Records from a dataset:
● ● ● ● ●

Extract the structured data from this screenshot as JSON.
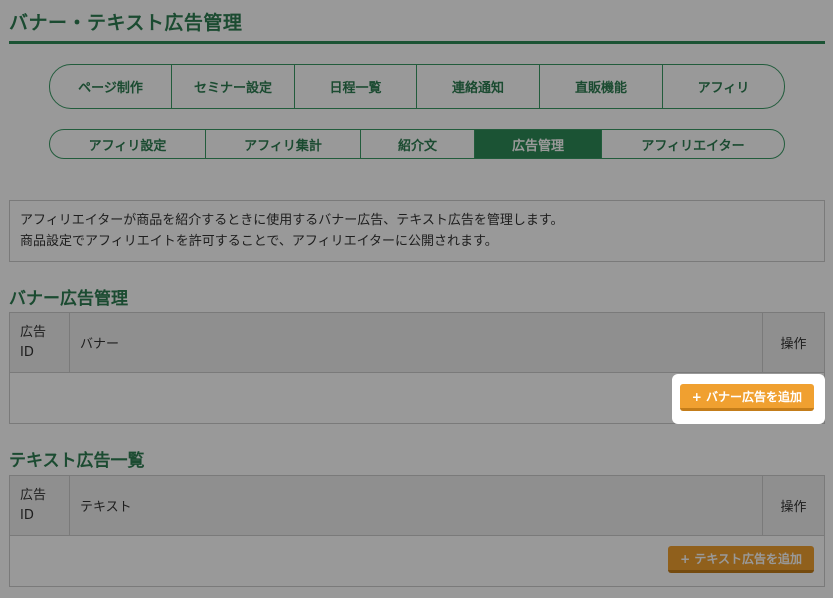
{
  "page_title": "バナー・テキスト広告管理",
  "nav_primary": [
    {
      "label": "ページ制作",
      "active": false
    },
    {
      "label": "セミナー設定",
      "active": false
    },
    {
      "label": "日程一覧",
      "active": false
    },
    {
      "label": "連絡通知",
      "active": false
    },
    {
      "label": "直販機能",
      "active": false
    },
    {
      "label": "アフィリ",
      "active": false
    }
  ],
  "nav_secondary": [
    {
      "label": "アフィリ設定",
      "active": false
    },
    {
      "label": "アフィリ集計",
      "active": false
    },
    {
      "label": "紹介文",
      "active": false
    },
    {
      "label": "広告管理",
      "active": true
    },
    {
      "label": "アフィリエイター",
      "active": false
    }
  ],
  "description": {
    "line1": "アフィリエイターが商品を紹介するときに使用するバナー広告、テキスト広告を管理します。",
    "line2": "商品設定でアフィリエイトを許可することで、アフィリエイターに公開されます。"
  },
  "banner_section": {
    "title": "バナー広告管理",
    "col_id": "広告ID",
    "col_id_line1": "広告",
    "col_id_line2": "ID",
    "col_main": "バナー",
    "col_op": "操作",
    "add_button": "+ バナー広告を追加"
  },
  "text_section": {
    "title": "テキスト広告一覧",
    "col_id": "広告ID",
    "col_id_line1": "広告",
    "col_id_line2": "ID",
    "col_main": "テキスト",
    "col_op": "操作",
    "add_button": "+ テキスト広告を追加"
  },
  "colors": {
    "brand_green": "#2e8b57",
    "button_orange": "#f0a030"
  }
}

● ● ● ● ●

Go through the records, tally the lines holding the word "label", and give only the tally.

◆ WRITTEN SOLUTION ◆
11